again. We feel certain that after
the disclosures ot this year as to the
methods ot purchase, the next
legislature will enact the laws
necessary to make such manlpula
tion Impossible, Doubtless large
corps of gentlemanly scouts and ex
pert bond buyers will find them
selves In other employment, as the
long profit will have been squeezed
out of the bond business a now con
ducted In Oregon. But we cannot
tee but what the public Interest will
have been protected immeasurably
There will be no excuse whatever
for the next legislature not enacting
mis protective legislation wnicn was
before it in 1919 and which It en
acted at that time would have saved
thousands and thousands of dollars
to the taxpayers of Oregon during
tne year that has passed.
Voter. April 3.
ine uregon Voter has performed
good ser-.lcn in bringing this mat
ter to the public attention.
Ana it win not be allowed to tx
dropped or overlooked at the proper
time. The Statesman will under
Uke to see to that..
.very Oregon municipality hav
tnr IiaiiiI. , a i . . .
mi aic uuKui to oe re
quired to advertise the fact In a Sa
JAINTY and original
is the Monogram
package in gold and white!
It will give delight as will
also the super-quality can
dies which it contains.
Other Vegan packages you
will like are the Brown
and White.Tiger Lily, and
At your dealer s.
Portland. Seattle. Spokane. Tacoma.
land dally newspaper, as well as In
the home paper.
The advertisement should be in a
Salem .newspaper, in order that the
state treasurer may have notice, and
may have a chance to bid.
The state of Oregon Is the largest
purchaser ot . bonds for Investment
In this state. The statu treasurer
bought a million and a half of bonds
last year, and will have to buy at
least' as largely in the future.-to
keep the funds working, and to take
up the maturing bonds.
The state owns now over f 3.700.-
000 worth ot bonds, on the accounts
of the state industrial accident com
mission and the segregated accident
fund. . . : .

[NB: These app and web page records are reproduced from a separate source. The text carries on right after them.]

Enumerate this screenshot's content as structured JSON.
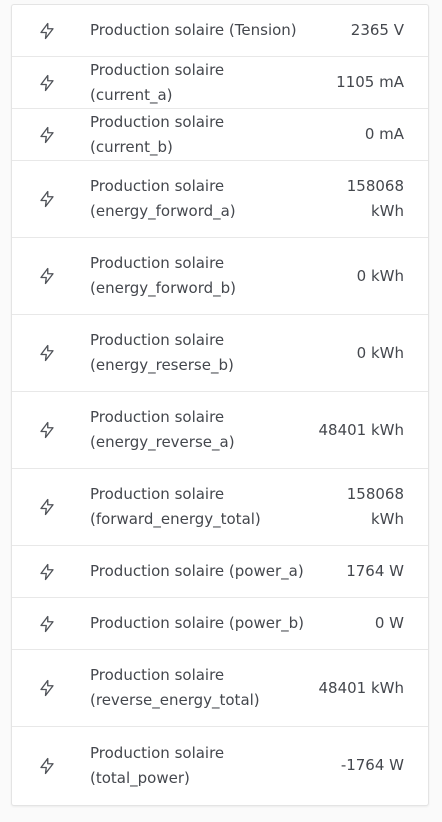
{
  "colors": {
    "text": "#44474d",
    "border": "#e8e8e8",
    "icon": "#505359"
  },
  "rows": [
    {
      "icon": "lightning-icon",
      "label": "Production solaire (Tension)",
      "value": "2365 V"
    },
    {
      "icon": "lightning-icon",
      "label": "Production solaire (current_a)",
      "value": "1105 mA"
    },
    {
      "icon": "lightning-icon",
      "label": "Production solaire (current_b)",
      "value": "0 mA"
    },
    {
      "icon": "lightning-icon",
      "label": "Production solaire (energy_forword_a)",
      "value": "158068 kWh"
    },
    {
      "icon": "lightning-icon",
      "label": "Production solaire (energy_forword_b)",
      "value": "0 kWh"
    },
    {
      "icon": "lightning-icon",
      "label": "Production solaire (energy_reserse_b)",
      "value": "0 kWh"
    },
    {
      "icon": "lightning-icon",
      "label": "Production solaire (energy_reverse_a)",
      "value": "48401 kWh"
    },
    {
      "icon": "lightning-icon",
      "label": "Production solaire (forward_energy_total)",
      "value": "158068 kWh"
    },
    {
      "icon": "lightning-icon",
      "label": "Production solaire (power_a)",
      "value": "1764 W"
    },
    {
      "icon": "lightning-icon",
      "label": "Production solaire (power_b)",
      "value": "0 W"
    },
    {
      "icon": "lightning-icon",
      "label": "Production solaire (reverse_energy_total)",
      "value": "48401 kWh"
    },
    {
      "icon": "lightning-icon",
      "label": "Production solaire (total_power)",
      "value": "-1764 W"
    }
  ]
}
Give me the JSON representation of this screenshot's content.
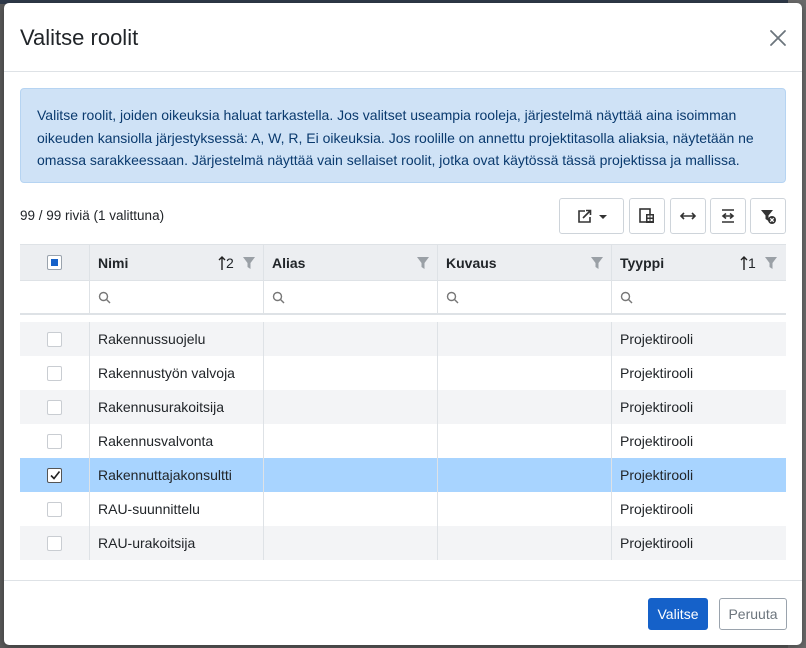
{
  "dialog": {
    "title": "Valitse roolit",
    "info_text": "Valitse roolit, joiden oikeuksia haluat tarkastella. Jos valitset useampia rooleja, järjestelmä näyttää aina isoimman oikeuden kansiolla järjestyksessä: A, W, R, Ei oikeuksia. Jos roolille on annettu projektitasolla aliaksia, näytetään ne omassa sarakkeessaan. Järjestelmä näyttää vain sellaiset roolit, jotka ovat käytössä tässä projektissa ja mallissa."
  },
  "grid": {
    "row_count": "99 / 99 riviä (1 valittuna)",
    "columns": {
      "name": "Nimi",
      "name_sort": "2",
      "alias": "Alias",
      "description": "Kuvaus",
      "type": "Tyyppi",
      "type_sort": "1"
    },
    "rows": [
      {
        "name": "Rakennussuojelu",
        "alias": "",
        "description": "",
        "type": "Projektirooli",
        "selected": false
      },
      {
        "name": "Rakennustyön valvoja",
        "alias": "",
        "description": "",
        "type": "Projektirooli",
        "selected": false
      },
      {
        "name": "Rakennusurakoitsija",
        "alias": "",
        "description": "",
        "type": "Projektirooli",
        "selected": false
      },
      {
        "name": "Rakennusvalvonta",
        "alias": "",
        "description": "",
        "type": "Projektirooli",
        "selected": false
      },
      {
        "name": "Rakennuttajakonsultti",
        "alias": "",
        "description": "",
        "type": "Projektirooli",
        "selected": true
      },
      {
        "name": "RAU-suunnittelu",
        "alias": "",
        "description": "",
        "type": "Projektirooli",
        "selected": false
      },
      {
        "name": "RAU-urakoitsija",
        "alias": "",
        "description": "",
        "type": "Projektirooli",
        "selected": false
      }
    ]
  },
  "footer": {
    "confirm_label": "Valitse",
    "cancel_label": "Peruuta"
  },
  "colors": {
    "primary": "#1561c9",
    "info_bg": "#cfe2f6",
    "selected_row": "#a8d4ff"
  },
  "icons": {
    "close": "close-icon",
    "export": "export-icon",
    "columns": "column-chooser-icon",
    "fit_width": "fit-width-icon",
    "wrap": "wrap-text-icon",
    "clear_filters": "clear-filter-icon"
  }
}
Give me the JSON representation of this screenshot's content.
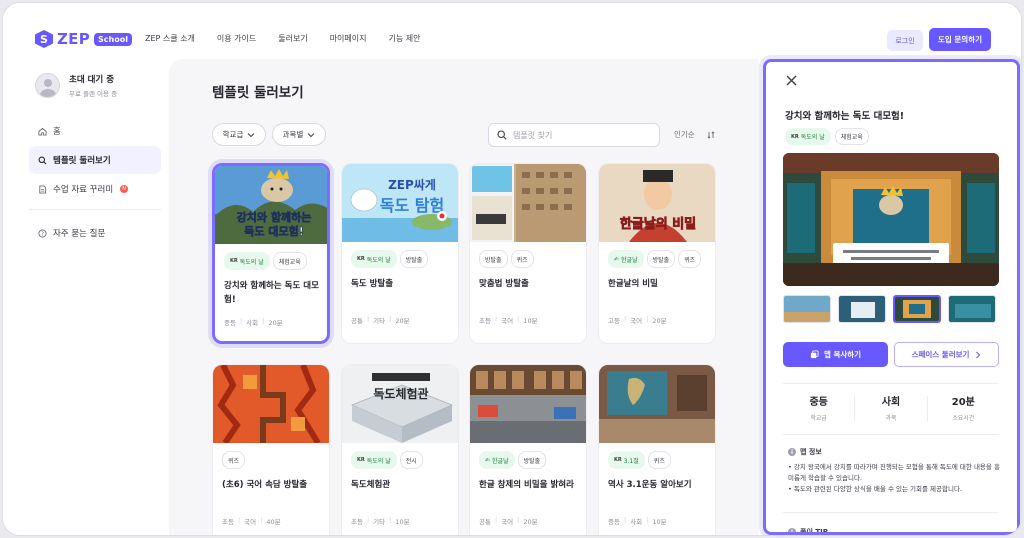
{
  "brand": {
    "logo_text": "ZEP",
    "badge": "School",
    "accent": "#6758ff"
  },
  "nav": [
    "ZEP 스쿨 소개",
    "이용 가이드",
    "둘러보기",
    "마이페이지",
    "기능 제안"
  ],
  "header_actions": {
    "login": "로그인",
    "inquiry": "도입 문의하기"
  },
  "profile": {
    "name": "초대 대기 중",
    "plan": "무료 플랜 이용 중"
  },
  "sidebar": {
    "items": [
      {
        "label": "홈",
        "icon": "home-icon"
      },
      {
        "label": "템플릿 둘러보기",
        "icon": "search-icon",
        "active": true
      },
      {
        "label": "수업 자료 꾸러미",
        "icon": "document-icon",
        "badge": "N"
      }
    ],
    "faq": {
      "label": "자주 묻는 질문",
      "icon": "help-icon"
    }
  },
  "main": {
    "title": "템플릿 둘러보기",
    "filters": [
      "학교급",
      "과목별"
    ],
    "search_placeholder": "템플릿 찾기",
    "sort": "인기순"
  },
  "cards": [
    {
      "tags": [
        {
          "text": "독도의 날",
          "flag": "KR",
          "style": "green"
        },
        {
          "text": "체험교육"
        }
      ],
      "title": "강치와 함께하는 독도 대모험!",
      "meta": [
        "중등",
        "사회",
        "20분"
      ],
      "selected": true
    },
    {
      "tags": [
        {
          "text": "독도의 날",
          "flag": "KR",
          "style": "green"
        },
        {
          "text": "방탈출"
        }
      ],
      "title": "독도 방탈출",
      "meta": [
        "공통",
        "기타",
        "20분"
      ]
    },
    {
      "tags": [
        {
          "text": "방탈출"
        },
        {
          "text": "퀴즈"
        }
      ],
      "title": "맞춤법 방탈출",
      "meta": [
        "초등",
        "국어",
        "10분"
      ]
    },
    {
      "tags": [
        {
          "text": "한글날",
          "flag": "✍",
          "style": "green"
        },
        {
          "text": "방탈출"
        },
        {
          "text": "퀴즈"
        }
      ],
      "title": "한글날의 비밀",
      "meta": [
        "고등",
        "국어",
        "20분"
      ]
    },
    {
      "tags": [
        {
          "text": "퀴즈"
        }
      ],
      "title": "(초6) 국어 속담 방탈출",
      "meta": [
        "초등",
        "국어",
        "40분"
      ]
    },
    {
      "tags": [
        {
          "text": "독도의 날",
          "flag": "KR",
          "style": "green"
        },
        {
          "text": "전시"
        }
      ],
      "title": "독도체험관",
      "meta": [
        "초등",
        "기타",
        "10분"
      ]
    },
    {
      "tags": [
        {
          "text": "한글날",
          "flag": "✍",
          "style": "green"
        },
        {
          "text": "방탈출"
        }
      ],
      "title": "한글 창제의 비밀을 밝혀라",
      "meta": [
        "공통",
        "국어",
        "20분"
      ]
    },
    {
      "tags": [
        {
          "text": "3.1절",
          "flag": "KR",
          "style": "green"
        },
        {
          "text": "퀴즈"
        }
      ],
      "title": "역사 3.1운동 알아보기",
      "meta": [
        "중등",
        "사회",
        "10분"
      ]
    }
  ],
  "thumb_texts": {
    "card1": "강치와 함께하는 독도 대모험",
    "card2": "ZEP싸게 독도 탐험",
    "card4": "한글날의 비밀",
    "card6": "독도체험관"
  },
  "detail": {
    "title": "강치와 함께하는 독도 대모험!",
    "tags": [
      {
        "text": "독도의 날",
        "flag": "KR",
        "style": "green"
      },
      {
        "text": "체험교육"
      }
    ],
    "copy_button": "맵 복사하기",
    "browse_button": "스페이스 둘러보기",
    "stats": [
      {
        "value": "중등",
        "label": "학교급"
      },
      {
        "value": "사회",
        "label": "과목"
      },
      {
        "value": "20분",
        "label": "소요시간"
      }
    ],
    "info_title": "맵 정보",
    "info_lines": [
      "• 강치 왕국에서 강치를 따라가며 진행되는 모험을 통해 독도에 대한 내용을 흥미롭게 학습할 수 있습니다.",
      "• 독도와 관련된 다양한 상식을 배울 수 있는 기회를 제공합니다."
    ],
    "tip_title": "풀이 TIP"
  }
}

Oregon bonds ought to be preferr
ed by the tate. and the state ought
to buy them so as to eliminate the
excessive profits of bond houses.
"Pitiless publicity will accom
plish this, and the legislature must
pee to It that such pubflrlty Is pro
f BITS FOR BREAKFAST 1
The farmers are cryiag tor It.
Johnson did not get even a look-
la in New York.
The sheathing Is going onto the
roor or the rain machinery building
ot the big paper mill In a hurry. It
the weather would favor them, the
big force down there would soon
have that structure nnder roof.
The price ot loganberries is bound
to be, in the course ot time, what
the juice and jam and jelly factor
ies can afford to pay and pass on ts
the consumers, at price they will
The consumer will finally dictate.
If he thinks It Is too high, he will
use something else. II Is free
moral agent. Nothing can stop him.
So. for the good of all concerned,
a "runaway market on loganber
ries would be a bad thing for the In
The consumer would get away
from the loganberry habit, and It
might be too expensive or Impossible
to get him hack. That .would rata
the Industry. -'
Team-work, and loyalty to home
packers, la what is needej new. Cas
it be had? Will the producers look
a little beyond a present advantage
Missouri will be 100 years old at
a state this year. It date back K
most to the time when Champ CUik
began to run for coagrea la the'
SHAKE INTO YOUR SHOES
Allen's root-Case, the an Uaeptle pow
der to bo shaken Into tne shoes and
sprlakted la the foot-bath. The Platts
burg Camp Manual . adrUet men In
training to Foot-Caao in Ifeetr shoes
sch morning. It prevents Misters and
ore spots and relieves painful, swollen,
smarting feet and taken tb sting el
of corns and boakma. Alwara n AI
ln's Koot-Kae to beean In ,
Republic Truck art attracting the attention of a fTe,t num
ber of people. Priendg aj well u enemie. Last night some
one destroyed a bill board reading Republic Trucks on the
river road, with malidoui intent. .We will pay in fold coin
$100 for the arrest and conviction of the person or person
W. H. HILDEBRANDT & CO.
279 North Commercial Street SALEM, OREGON
- - ,-T
Owing to the change in owncrihip the
Main room of "MILLERS" Will
Be Closed Today
For the purpose of loToicing
OPEN FOR BUSINESS TOMORROW
The MILLINERY and READY-TO-WEAR
Section WILL REMAIN OPEN
and all customers will please use the
Court Street Entrance
XV Ji GOOD GOODS
Open For Business Thuri day' Morning
lem dally newspaper, and In a Port